Berry’s lifelong ruminations on the theme of human community and its ties to the soil culminate in Stand By Me. This collection of 18 short stories, published individually between 1984 and 2015, traces the decline of the fictional, adjoining Kentucky towns of Port William and Hargrave and the lives of the people within them over the course of a century. Berry’s stories follow a “membership” of connected families, from Port William’s early days in 1888 as a rural outpost on the fringes of civilization up to 1981, by which time real estate companies have bought the farms so meticulously and lovingly maintained by generations of Port Williamites and transformed them into purely functional suburban housing. A deep melancholy pervades Berry’s tales of Port William’s later days, as beloved point-of-view characters die off and, unlike in previous generations, are not replaced in the membership by offspring interested in taking up the hard work of maintaining the land. Instead, the young of Port William flock to cities and universities, where they are made either too rich or too smart to ever consider the life of a farmer. Despite being written decades apart, the last few stories in Berry’s collection consistently portray Port William’s future as dire. These stories, the shared culture of generations of centuries-old families like the Feltners, Coulters, Rowanberrys, Catletts, Proudfoots, and Branches, will soon have no one to remember them. Port William’s bucket is being overturned.
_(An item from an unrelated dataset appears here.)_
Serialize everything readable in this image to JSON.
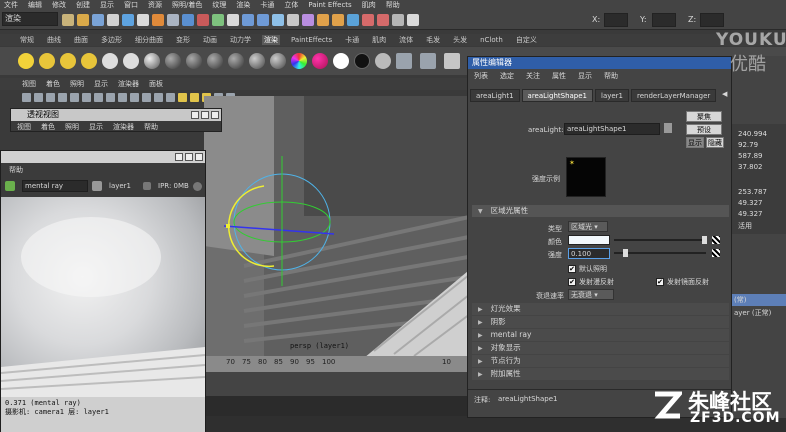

Read all of "The Wealth of Intimate History: On Wendell Berry's 'Stand By Me'" by John-Paul Heil in Los Angeles Review of Books.